Less than two months after the Botswana National Front’s controversial elective congress at which a side led by Duma Boko swept the boards, the losers have registered a new party with a name from the past.
The new party will be called the Botswana Labour Party and will be a socialist movement. Its leader will bear the title of Chairperson and not president as typically happens with other parties. The socialist orientation is important for the founders because they strongly believe that Boko had derailed the BNF from its socialist leaning.
The name is not new, having been used by Lenyeletse Koma (who is the cousin to BNF founder, Dr. Kenneth Koma) to register a BNF-origin party. After leaving the BNF, Lenyeletse formed a party that he called the Botswana Labour Party. Electorally, the party went nowhere but he clung to the name. We learn that Lenyeletse gave permission to his former comrades to use the name.
The new BLP, whose official launch is imminent, comes into being after a bitterly fought battle for the leadership of the BNF. On one side was a lobby list headlined by Boko and on the other, another headlined by his former lecturer at the University of Botswana, Dr. Baatlhodi “Bucs” Molatlhegi. From the get-go, “Team Bucs” complained that the electoral process was rigged and when the elective congress came around, had lost all hopes of winning. It was indeed trounced and some of its members feel that they can’t remain in a BNF led by Boko. “Some” because others feel that forming a new party is a mistake. The latter are said to be angling for another opportunity to oust Boko from the leadership.
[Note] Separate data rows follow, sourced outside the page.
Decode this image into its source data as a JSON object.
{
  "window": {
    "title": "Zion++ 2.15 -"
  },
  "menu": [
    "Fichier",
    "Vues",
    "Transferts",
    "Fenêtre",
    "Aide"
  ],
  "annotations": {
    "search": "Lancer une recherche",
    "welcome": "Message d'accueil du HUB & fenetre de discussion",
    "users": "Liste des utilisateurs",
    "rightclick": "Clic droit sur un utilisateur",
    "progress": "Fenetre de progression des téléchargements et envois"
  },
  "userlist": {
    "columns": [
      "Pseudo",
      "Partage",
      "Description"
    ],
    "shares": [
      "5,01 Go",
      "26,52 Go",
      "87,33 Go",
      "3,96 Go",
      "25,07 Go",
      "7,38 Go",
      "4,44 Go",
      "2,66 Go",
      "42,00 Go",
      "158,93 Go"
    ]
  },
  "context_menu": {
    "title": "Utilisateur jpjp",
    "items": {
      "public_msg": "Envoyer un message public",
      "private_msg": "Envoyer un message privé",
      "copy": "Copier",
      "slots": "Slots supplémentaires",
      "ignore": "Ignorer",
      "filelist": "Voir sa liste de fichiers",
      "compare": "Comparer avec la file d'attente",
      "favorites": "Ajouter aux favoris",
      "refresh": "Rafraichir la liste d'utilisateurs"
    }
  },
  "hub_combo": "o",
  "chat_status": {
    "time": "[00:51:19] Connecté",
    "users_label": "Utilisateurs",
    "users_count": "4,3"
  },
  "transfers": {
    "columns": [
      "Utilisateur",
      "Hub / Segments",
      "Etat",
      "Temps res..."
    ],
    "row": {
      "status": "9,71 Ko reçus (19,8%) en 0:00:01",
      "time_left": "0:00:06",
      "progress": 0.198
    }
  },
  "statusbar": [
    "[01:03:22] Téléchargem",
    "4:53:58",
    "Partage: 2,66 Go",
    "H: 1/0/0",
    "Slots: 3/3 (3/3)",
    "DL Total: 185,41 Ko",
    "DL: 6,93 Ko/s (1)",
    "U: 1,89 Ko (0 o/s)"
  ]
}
BLP’s formation comes at a time that the Botswana Congress Party (BCP) is certainly on its way out of the Umbrella for Democratic Change, a four-party opposition collective that Boko is also president of. BCP is said to be actively pursuing the possibility of establishing a working relationship of some sort with the Alliance for Progressives. BLP leaders are said to be interested in becoming part of this new opposition collective – which would certainly rival UDC.